My classmate, who is pursuing her post graduation in Mass Communications, recently joined a mid size company of 400 people for her industrial internship. The first thing she noticed when she joined the company was that the owner of the company, an NRI was a man of principles. Employees at this small IT unit were given all the benefits given to employees in the US without any bias. He did not believe in blocking Internet or Chat or Webmails. The working atmosphere in this company was however not very nice thanks to the Indians who work there.

To begin with the NRI who is a second generation Indian from US has no clue about the social dynamics in India. This led to exploitation of the situation by employee’s especially senior managers. The Sysadmin for instance had ensured that all his team members were from his religion. The technical head on the other hand had ensured that all his teammates were Gult. The facility manager had ensured that his team consisted of Malayalees only and so on.

All the team members talked in their respective language and soon enough a situation developed when there was a total communication breakdown between employees, teams and departments besides fierce protection of team members by team manager even if they were not upto the mark. Performance appraisals were similarly rigged in favor of team members.

An interesting thing to note about this phenomenon was that employees who have grown up in metros were resentful of this ghettoisation. It was people from smaller towns who fell prey to this trend.

The NRI boss was totally clueless to the problems on the ground and regarded hiccups like severe attrition as part of the industry trend. Into this scenario walked in an HR manager.
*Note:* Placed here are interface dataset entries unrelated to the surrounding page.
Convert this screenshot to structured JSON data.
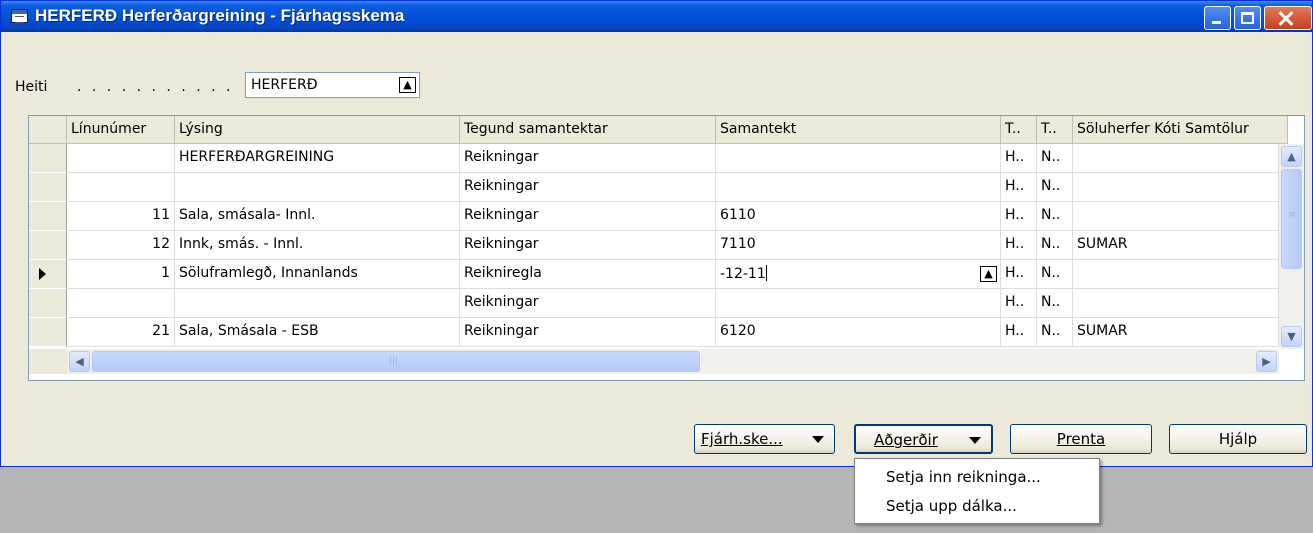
{
  "window": {
    "title": "HERFERÐ Herferðargreining - Fjárhagsskema"
  },
  "header": {
    "heiti_label": "Heiti",
    "heiti_dots": ". . . . . . . . . . .",
    "heiti_value": "HERFERÐ"
  },
  "grid": {
    "columns": {
      "linunumer": "Línunúmer",
      "lysing": "Lýsing",
      "tegund": "Tegund samantektar",
      "samantekt": "Samantekt",
      "t1": "T..",
      "t2": "T..",
      "soluherfer": "Söluherfer Kóti Samtölur"
    },
    "rows": [
      {
        "linunumer": "",
        "lysing": "HERFERÐARGREINING",
        "tegund": "Reikningar",
        "samantekt": "",
        "t1": "H..",
        "t2": "N..",
        "soluherfer": ""
      },
      {
        "linunumer": "",
        "lysing": "",
        "tegund": "Reikningar",
        "samantekt": "",
        "t1": "H..",
        "t2": "N..",
        "soluherfer": ""
      },
      {
        "linunumer": "11",
        "lysing": "Sala, smásala- Innl.",
        "tegund": "Reikningar",
        "samantekt": "6110",
        "t1": "H..",
        "t2": "N..",
        "soluherfer": ""
      },
      {
        "linunumer": "12",
        "lysing": "Innk, smás. - Innl.",
        "tegund": "Reikningar",
        "samantekt": "7110",
        "t1": "H..",
        "t2": "N..",
        "soluherfer": "SUMAR"
      },
      {
        "linunumer": "1",
        "lysing": "Söluframlegð, Innanlands",
        "tegund": "Reikniregla",
        "samantekt": "-12-11",
        "t1": "H..",
        "t2": "N..",
        "soluherfer": ""
      },
      {
        "linunumer": "",
        "lysing": "",
        "tegund": "Reikningar",
        "samantekt": "",
        "t1": "H..",
        "t2": "N..",
        "soluherfer": ""
      },
      {
        "linunumer": "21",
        "lysing": "Sala, Smásala - ESB",
        "tegund": "Reikningar",
        "samantekt": "6120",
        "t1": "H..",
        "t2": "N..",
        "soluherfer": "SUMAR"
      }
    ]
  },
  "buttons": {
    "fjarh": "Fjárh.ske...",
    "adgerdir": "Aðgerðir",
    "prenta": "Prenta",
    "hjalp": "Hjálp"
  },
  "menu": {
    "item1": "Setja inn reikninga...",
    "item2": "Setja upp dálka..."
  },
  "colors": {
    "titlebar": "#0050d8",
    "window_bg": "#ece9d8",
    "desktop": "#b5b5b5",
    "border": "#7f9db9"
  },
  "icons": {
    "lookup": "arrow-up-box-icon",
    "current_row": "row-pointer-icon"
  }
}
The lady summed up the situation pretty quickly and rolled out rules and regulations that totally wiped out chances of managers from hiring only from within their community and or caste or religion. She also banned the use of any vernacular language including Hindi in the office premises and after a rough ride of implementation, peace and a lot of progress has returned to the company.

The NRI learned a valuable lesson and the divisions and misunderstandings caused by use of regional languages vanished. People became more professional and managers were left red faced when they realized their unprofessional conduct.

I was reminded of this incident when I read about two nurses in Delhi who were reprimanded for talking in Malayalam within hospital premises. On the face of it, it does look discriminatory. But such rules and regulations go a long way in providing a conducive work environment in a country like ours. It is not language chauvinism but prevention of language chauvinism. And the fact that such rules are increasingly being applied goes to show that Indian employees are yet to develop a professional attitude at their work places.